As an addition to my response of Friday, August 26, 2011, and in particular the use and activities of the private/corporate sector in circumventing or ignoring human rights obligations and the potential for constitutional net neutrality principles to counteract such behaviours, could I draw your attention to the Opinion of the European Data Protection Supervisor, Peter Hustinx, on net neutrality, traffic management and the protection of privacy and personal data.Just a reminder that the Commission's discussion paper is the first step in their programme of public consultation. You can respond via email or to their address. The deadline for responses is 11 November 2011.
In my original response I suggested:
"I would suggest bringing the private sector into the remit of the bill of rights in relation to:
Right to respect for private and family life, home and correspondence (Article 8);
Freedom of thought, conscience and religion (Article 9);
Freedom of expression (Article 10);
Freedom of peaceful assembly and association (Article 11);
Right to an effective remedy (Article 13);
Prohibition of discrimination (Article 14).
On articles 9, 10 and 11 it may be possible to address these alternatively through technological architecture obligations and principles of net neutrality. I recognise that the consideration, drafting and implementation of such provisions are likely to be complex but however it is done the private sector cannot be provided with a free pass to ignore fundamental rights."
Mr Hustnix analysis provides an insight into how such net neutrality provisions could also provide support for the protections of Article 8. He concludes:
"85. ISPs' increasing reliance on monitoring and inspection techniques impinges upon
the neutrality of the Internet and the confidentiality of communications. This raises
serious issues relating to the protection of users’ privacy and personal data.
86. While the Commission’s Communication on the open internet and net neutrality in
Europe briefly touches on these issues, the EDPS feels that more should be done
in order to come to a satisfactory policy on the way forward...
89. ...additional legislative measures may be necessary. In
such a case, the Commission should put forward policy measures aiming at
strengthening the legal framework and ensuring legal certainty. New measures
should clarify the practical consequences of the net neutrality principle, as this has
already been done in some Member States, and ensure that users can exercise a real
choice, notably by forcing ISPs to offer non-monitored connections."
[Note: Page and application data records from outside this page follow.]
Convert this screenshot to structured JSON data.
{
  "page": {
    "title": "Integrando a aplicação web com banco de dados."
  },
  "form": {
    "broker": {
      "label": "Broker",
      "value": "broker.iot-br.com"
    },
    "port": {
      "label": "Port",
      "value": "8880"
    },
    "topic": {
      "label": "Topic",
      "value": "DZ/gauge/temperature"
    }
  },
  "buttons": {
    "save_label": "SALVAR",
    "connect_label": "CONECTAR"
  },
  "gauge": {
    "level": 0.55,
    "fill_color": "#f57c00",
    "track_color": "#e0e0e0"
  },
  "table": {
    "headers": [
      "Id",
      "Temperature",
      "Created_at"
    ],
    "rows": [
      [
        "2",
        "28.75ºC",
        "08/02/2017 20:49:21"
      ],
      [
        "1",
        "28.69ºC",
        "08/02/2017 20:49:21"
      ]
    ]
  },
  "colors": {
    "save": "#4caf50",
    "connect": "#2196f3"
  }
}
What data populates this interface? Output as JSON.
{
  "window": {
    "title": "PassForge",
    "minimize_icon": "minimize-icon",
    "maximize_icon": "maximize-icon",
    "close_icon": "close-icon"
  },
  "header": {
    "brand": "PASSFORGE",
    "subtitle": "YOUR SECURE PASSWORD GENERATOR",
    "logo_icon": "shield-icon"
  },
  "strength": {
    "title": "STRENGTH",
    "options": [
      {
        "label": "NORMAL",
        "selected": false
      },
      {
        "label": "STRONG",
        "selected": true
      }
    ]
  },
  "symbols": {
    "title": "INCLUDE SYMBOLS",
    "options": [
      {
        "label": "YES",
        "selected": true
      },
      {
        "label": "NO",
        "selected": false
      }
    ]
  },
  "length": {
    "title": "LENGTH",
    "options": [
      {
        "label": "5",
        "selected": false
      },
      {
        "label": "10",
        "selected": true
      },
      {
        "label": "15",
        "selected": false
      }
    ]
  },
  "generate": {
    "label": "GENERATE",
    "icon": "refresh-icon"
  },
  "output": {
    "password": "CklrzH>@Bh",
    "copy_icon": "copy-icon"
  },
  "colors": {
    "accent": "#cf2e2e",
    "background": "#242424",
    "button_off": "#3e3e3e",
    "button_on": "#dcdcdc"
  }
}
Whilst he refers in his conclusion to legislative rather than constitutional measures, he makes the point in the body of the report that article 8 privacy principles are sacrosanct and technology neutral; and government, corporate or incidental/inbuilt technological feature bypassing of those principles is unacceptable.
Thursday, October 13, 2011
EPDS, net neutrality, privacy & UK Commission on Bill of Rights
Following the EDPS's opinion on net neutrality, traffic management and the protection of privacy and personal data, I've sent the Commission on a Bill of Rights an addendum to my original response to their discussion paper, Do we need a UK Bill of Rights. A copy follows.